As counterproductive as it may seem, opposition can be a powerful motivator. Whether the race of humans was created for the sake of becoming slaves to work the earth—such as in the Sumerian tradition—or slaves to a deity, as the Hebrew model puts forth—it has a task. Any job needs sufficient motivation to get done, and as good as the promise of divine reward may seem, sometimes it cannot be good enough, as it is capable of being withheld or is promised in another time.

Even divine punishment can be withheld for many reasons, Divine mercy being probably the most well-known among modern readers. It cannot be a consistent punisher or a consistent motivator. As noted above, if the race of humans needed something to get its own job done, it would be an entity to call “other”—one outside of humanity and outside of the worshipped.

The monotheistic religions fulfill this requirement with the advent of Satan. Genesis has a primeval figure before Satan is mentioned anywhere—the Serpent in the Garden of Eden. He causes not only humanity to stumble, but he is demoted and put to shame. The force the serpent exerted in his form on earth remained in heaven as the Devil, who remained in power after the Serpent was, paradoxically, weakened by sin.

But G-d does not really need Satan. Humanity needs Satan. Why is the Devil necessary? For the sake of doing good, humanity’s hate must be controlled or otherwise directed somewhere. Despite the fact that in a monotheistic religion, G-d controls everything, an evil messenger in the form of Satan can contain the hatred that would otherwise be directed at the Supreme G-d.

For example, in the opera “Tales of Hoffman” the poet Hoffman blames the Devil for his shortcomings instead of displaying resentment towards G-d. But ultimately, the Devil says that he has little control in the situation—which is above all a fair assessment. “He makes me lose at cards”, the poet says, to which the Devil replies “That’s because you don’t know how to play!”

Satan does have power as a suggesting force—an advisor that wants to see things come to harm, which is illustrated in the Book of Job as he sways even G-d to his whim.

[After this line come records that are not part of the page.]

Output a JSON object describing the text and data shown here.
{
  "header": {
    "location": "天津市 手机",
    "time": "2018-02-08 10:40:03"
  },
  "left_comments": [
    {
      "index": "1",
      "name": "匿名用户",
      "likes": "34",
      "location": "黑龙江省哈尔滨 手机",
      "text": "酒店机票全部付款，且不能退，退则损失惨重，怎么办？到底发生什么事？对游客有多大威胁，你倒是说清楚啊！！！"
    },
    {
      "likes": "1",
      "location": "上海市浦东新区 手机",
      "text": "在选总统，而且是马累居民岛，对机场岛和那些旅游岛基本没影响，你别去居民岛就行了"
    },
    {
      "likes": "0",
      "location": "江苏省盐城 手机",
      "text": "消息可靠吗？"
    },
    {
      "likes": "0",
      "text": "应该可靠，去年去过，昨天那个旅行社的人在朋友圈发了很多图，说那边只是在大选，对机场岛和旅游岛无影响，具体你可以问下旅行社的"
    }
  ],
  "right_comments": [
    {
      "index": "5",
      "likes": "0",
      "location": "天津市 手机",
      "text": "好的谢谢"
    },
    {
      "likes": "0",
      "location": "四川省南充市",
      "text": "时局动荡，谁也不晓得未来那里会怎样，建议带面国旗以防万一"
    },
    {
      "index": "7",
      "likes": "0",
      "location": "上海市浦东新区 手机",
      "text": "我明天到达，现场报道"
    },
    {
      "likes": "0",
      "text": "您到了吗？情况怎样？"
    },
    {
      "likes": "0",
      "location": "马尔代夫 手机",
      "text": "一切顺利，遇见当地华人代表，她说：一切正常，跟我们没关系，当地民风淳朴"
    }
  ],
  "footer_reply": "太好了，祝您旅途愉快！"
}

Like the djinni and the efreets in “The Thousand and One Nights”, which largely play the same role as Satan and are translated by Husayn Haddawy as “demons”, Satan uses a system of justice and rationalization in order to cause malevolent deeds to come forth.

Unlike them, he has no true power to actively kill someone—although Satan himself hints at having this power in many stories throughout different traditions and in popular culture. The inability to kill is highlighted in some religions by an equation of the desire to commit evil and the Devil. The hate of humanity, which is directed at the Devil, is also directed at the source of all hate—which is the Evil Inclination and the same as Satan. By means of the Devil, hatred is used to weaken hatred. It is a weapon turned on itself.

The true salvation from the Devil does not come from Heaven, but instead from humans. In the Jewish tradition, for example, it is the Messiah—and not G-d—that puts forth Satan to utter shame. With enough love among humanity, we will need the Devil no longer, as he thrives on an audience, and without the audience he will old no power over anything.

About Ezra Silk

I have been interested in journalism ever since I was an editor at my high school student newspaper, where I was involved in a freedom of speech controversy that was covered in the local newspaper as well as local television and radio outlets. The ACLU became involved, and the ensuing negotiations lead to a liberalization of my school's freedom of expression policy. I worked as a summer intern at the Hartford Courant after my freshman year at Wesleyan, reporting for the Avon Bureau under Bill Leukhardt and publishing over 30 stories. At the Argus I have been a news reporter, news assistant editor, news editor, features editor, editor-in-chief, executive editor, blogger, and multimedia director. I have overseen the redesign of, founding the Blargus and initiating ArgusVideo at the beginning of my time as editor-in-chief during the spring of my junior year. During my senior year, I have co-edited the Blargus with Gianna Palmer and founded Argus News Radio, a 15-minute weekly show produced by WESU 88.1 on which I conduct a weekly segment interviewing seniors about their thesis topics. I have written over 70 stories at the Argus and continue to do reporting and blogging as much as I can.
  • Jared Gimbel

    As a minor favor: does anyone know what the proper plural of “efreet” is, in both English and in Arabic?

  • Pop Quiz

    what is the Hebrew word for ‘Truth’

  • Jared Gimbel


    “Emet” in Sephardic pronunciation, “Emes” in Ashkenazic, and odd-Septuagint-esque Hebrew “Emeth”.

  • Jared Gimbel

    Something comes to my attention: for my column on polytheism, they show a pantheon, and for the column on the End Times, the Four Horsemen. Given that the picture of the Satan column is MYSELF, WHAT are they trying to imply?